For many years, New Year’s Eve was the night I got to watch people with unrealistic expectations pay $50 to get into a bar (that on any other night they could walk into for free), get a dollar store party favor and a NyQuil cup half-full of cheap ‘champagne’ that would later be puked onto their good shoes while they wait 45 minutes for a cab. So just like Canada Day and St.Patrick’s Day, New Years Eve is a night where you won’t find self-respecting former bar staff (of which there are five) anywhere near a licensed establishment. The few years that I haven’t spent midnight kissing my sweaty bar-back I have spent in the company of friends in someone’s home. There are many advantages to a house party. The champagne is better, there are no annoying strangers at the next booth requesting ‘Sweet Caroline’ (bar staff hate that song*), no line-ups, no last call and everyone is there because they want to be, not because they purchased their ticket months ago and feel obligated to get their money’s worth. My BFF, Julie had the mother of all formal house parties several years ago that was catered, had a heated tent for smokers, and a horse and carriage for guests to take rides around the neighborhood. After all that excitement, several of us chose to doff our evening wear for bathing suits for a soak in the hot tub. Beats changing kegs and emptying slop buckets full of Guinness and regret any day. Read more
The desire to be desired or it’s nicer, better behaved cousin, to be liked is inherent in most of the functional people I have congress with. Who amongst us doesn’t enjoy when someone, anyone really, finally acknowledges our obvious genius. The giving and receiving of affirmation and praise is a fundamental human need and the grease that lubricates almost all social interaction. And yes, I used that hamfisted analogy purposefully, since in many ways most adult interaction is at least tangentially related to getting laid.
BEFORE you get all pied eyed and indignant, allow me– of course you and anyone you admire are exempt from the evolutionary forces that have driven all other animal behaviour for literally billions of years. So let’s just talk about the rest of the great unwashed since it’s way more fun anyways.

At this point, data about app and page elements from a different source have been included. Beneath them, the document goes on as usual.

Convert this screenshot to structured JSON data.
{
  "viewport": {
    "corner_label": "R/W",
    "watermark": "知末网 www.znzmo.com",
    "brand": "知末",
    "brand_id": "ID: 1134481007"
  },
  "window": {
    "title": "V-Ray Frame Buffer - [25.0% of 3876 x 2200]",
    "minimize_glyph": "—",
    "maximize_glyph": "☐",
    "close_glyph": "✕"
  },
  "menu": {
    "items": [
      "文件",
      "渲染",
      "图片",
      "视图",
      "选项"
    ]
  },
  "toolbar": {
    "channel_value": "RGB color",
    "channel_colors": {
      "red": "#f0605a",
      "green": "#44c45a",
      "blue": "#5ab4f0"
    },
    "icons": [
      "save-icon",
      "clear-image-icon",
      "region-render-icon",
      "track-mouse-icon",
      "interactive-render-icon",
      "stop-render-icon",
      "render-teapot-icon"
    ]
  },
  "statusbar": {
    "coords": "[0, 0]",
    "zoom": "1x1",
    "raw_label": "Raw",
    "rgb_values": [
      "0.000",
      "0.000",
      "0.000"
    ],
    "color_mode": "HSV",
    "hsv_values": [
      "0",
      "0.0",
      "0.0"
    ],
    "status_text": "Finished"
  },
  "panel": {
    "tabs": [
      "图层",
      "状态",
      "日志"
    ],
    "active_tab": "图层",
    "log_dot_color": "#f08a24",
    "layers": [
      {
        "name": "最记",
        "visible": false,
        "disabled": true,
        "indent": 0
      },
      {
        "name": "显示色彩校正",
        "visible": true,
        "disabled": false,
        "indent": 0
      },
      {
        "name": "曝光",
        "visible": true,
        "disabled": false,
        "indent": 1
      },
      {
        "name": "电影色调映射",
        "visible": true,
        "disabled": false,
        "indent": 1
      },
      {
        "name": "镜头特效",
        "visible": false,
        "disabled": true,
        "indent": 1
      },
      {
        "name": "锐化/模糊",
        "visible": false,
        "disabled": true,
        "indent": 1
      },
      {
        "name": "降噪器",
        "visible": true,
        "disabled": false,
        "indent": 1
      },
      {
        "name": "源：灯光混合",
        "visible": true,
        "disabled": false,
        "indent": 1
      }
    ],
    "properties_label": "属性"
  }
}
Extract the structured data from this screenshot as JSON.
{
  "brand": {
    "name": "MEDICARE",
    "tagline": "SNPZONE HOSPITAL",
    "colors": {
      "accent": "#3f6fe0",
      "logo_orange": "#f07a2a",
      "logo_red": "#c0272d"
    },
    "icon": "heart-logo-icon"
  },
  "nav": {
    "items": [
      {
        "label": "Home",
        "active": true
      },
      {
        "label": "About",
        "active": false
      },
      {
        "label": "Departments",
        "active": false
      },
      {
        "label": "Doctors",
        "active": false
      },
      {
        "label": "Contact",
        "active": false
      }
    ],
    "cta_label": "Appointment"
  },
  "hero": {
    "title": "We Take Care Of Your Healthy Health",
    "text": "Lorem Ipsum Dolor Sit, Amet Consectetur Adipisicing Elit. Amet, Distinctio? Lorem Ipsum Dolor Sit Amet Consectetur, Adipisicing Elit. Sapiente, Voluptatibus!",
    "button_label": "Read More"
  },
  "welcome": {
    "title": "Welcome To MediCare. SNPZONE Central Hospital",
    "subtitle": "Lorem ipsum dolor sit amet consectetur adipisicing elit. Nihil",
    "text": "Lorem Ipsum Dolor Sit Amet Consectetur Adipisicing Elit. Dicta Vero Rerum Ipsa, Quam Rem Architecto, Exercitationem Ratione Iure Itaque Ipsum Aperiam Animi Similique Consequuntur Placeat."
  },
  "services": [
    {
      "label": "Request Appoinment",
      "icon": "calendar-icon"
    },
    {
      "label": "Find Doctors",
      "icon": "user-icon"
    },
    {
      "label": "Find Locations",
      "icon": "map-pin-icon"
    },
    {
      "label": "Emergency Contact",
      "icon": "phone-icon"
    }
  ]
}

Not all human behaviour is motivated either by A. the desire for sex or B. desiring what sex can get you or C. both. I’m sure a good .000000007214% is somehow related to other concerns. But for now let’s focus on the other side of that number. And please understand that however reductionist what I’m proposing may seem to you… I’m probably understating it. Procreation and what that entails in the human species is at the core of almost every behavioural quirk known to man (or woman or woman/man man/woman, whatever). And it is particularly present in the unending popularity contest all of us are engaged in EVERY WAKING MOMENT of our lives.
Now I know that sounds like a bit of a stretch but I would ask one simple question before we go on. What is humanity really, really good at, collectively, across the board. That is correct. Fucking. That’s it. THERE ARE SEVEN BILLION OF US. Even though we have a fairly lengthy gestation period, even though our children are helpless and annoying for years before they become even moderately useful, even though we don’t spew them out thousands at a time, even though we have come up with inordinately clever ways of slaughtering one another, we still have managed to engineer circumstances where there are so many of us cockroaches are starting to worry. Read more